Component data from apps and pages
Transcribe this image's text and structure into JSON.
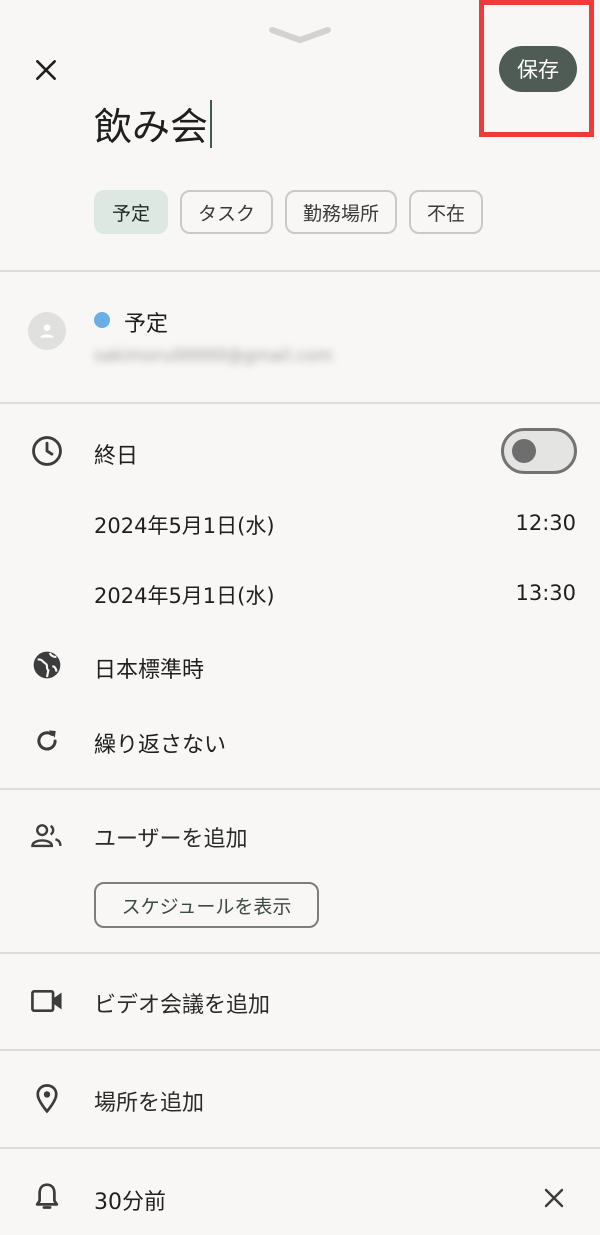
{
  "header": {
    "save_label": "保存",
    "title": "飲み会",
    "icons": {
      "handle": "chevron-down-icon",
      "close": "close-icon"
    }
  },
  "event_types": [
    {
      "label": "予定",
      "selected": true
    },
    {
      "label": "タスク",
      "selected": false
    },
    {
      "label": "勤務場所",
      "selected": false
    },
    {
      "label": "不在",
      "selected": false
    }
  ],
  "calendar": {
    "name": "予定",
    "email": "sakimoru00000@gmail.com",
    "color": "#6aaee6"
  },
  "time": {
    "all_day_label": "終日",
    "all_day_on": false,
    "start_date": "2024年5月1日(水)",
    "start_time": "12:30",
    "end_date": "2024年5月1日(水)",
    "end_time": "13:30",
    "timezone": "日本標準時",
    "repeat": "繰り返さない"
  },
  "guests": {
    "add_label": "ユーザーを追加",
    "schedule_button": "スケジュールを表示"
  },
  "video": {
    "label": "ビデオ会議を追加"
  },
  "location": {
    "label": "場所を追加"
  },
  "notification": {
    "label": "30分前"
  },
  "colors": {
    "save_button": "#4f5b55",
    "chip_selected": "#dde8e2",
    "highlight": "#f03a3a",
    "background": "#f8f7f5"
  }
}
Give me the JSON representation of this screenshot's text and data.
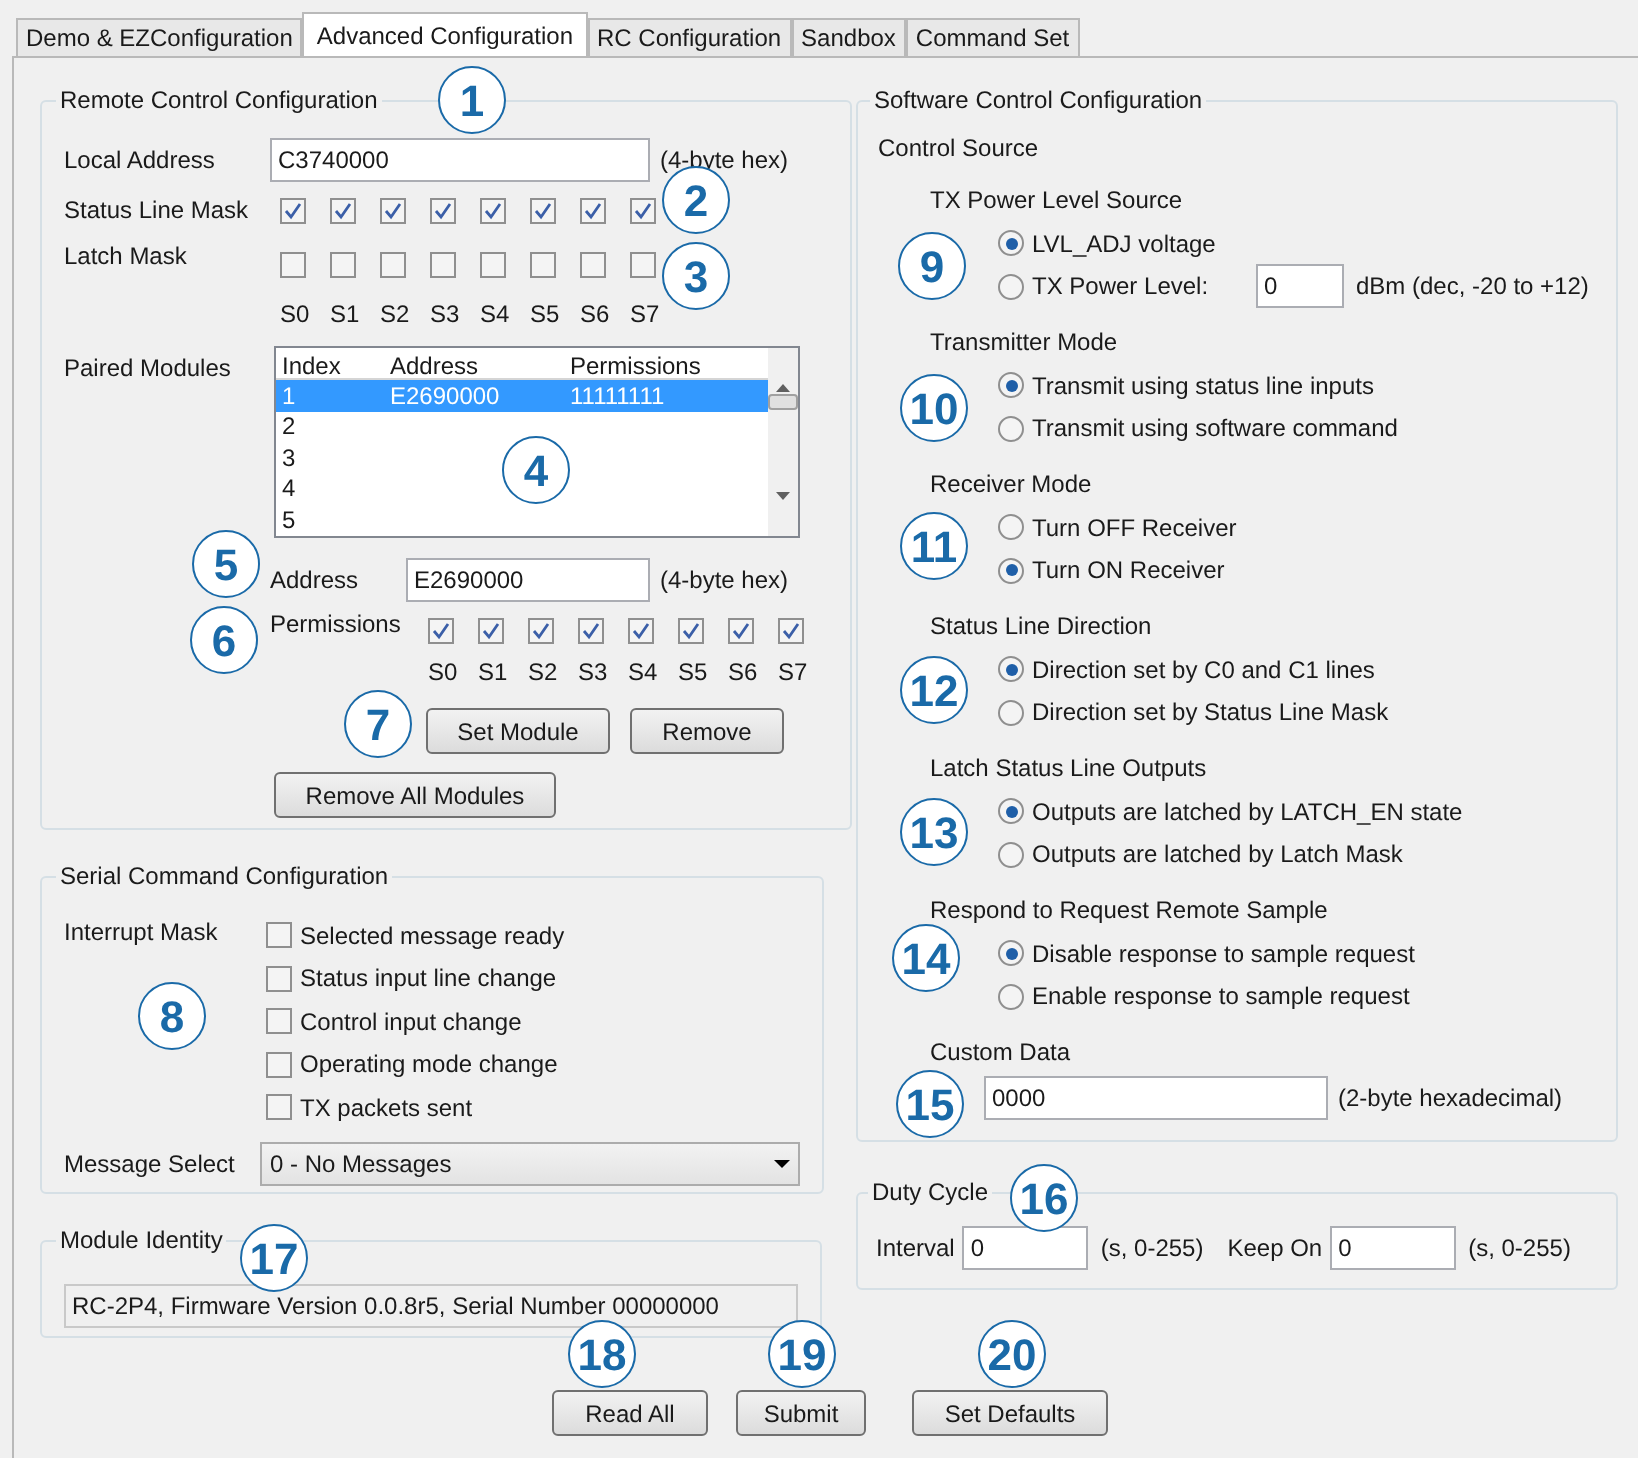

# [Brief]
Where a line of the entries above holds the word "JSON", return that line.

# [Response to the task]
Transcribe this image's text and structure into JSON.
Give me the JSON representation of this screenshot's text and data.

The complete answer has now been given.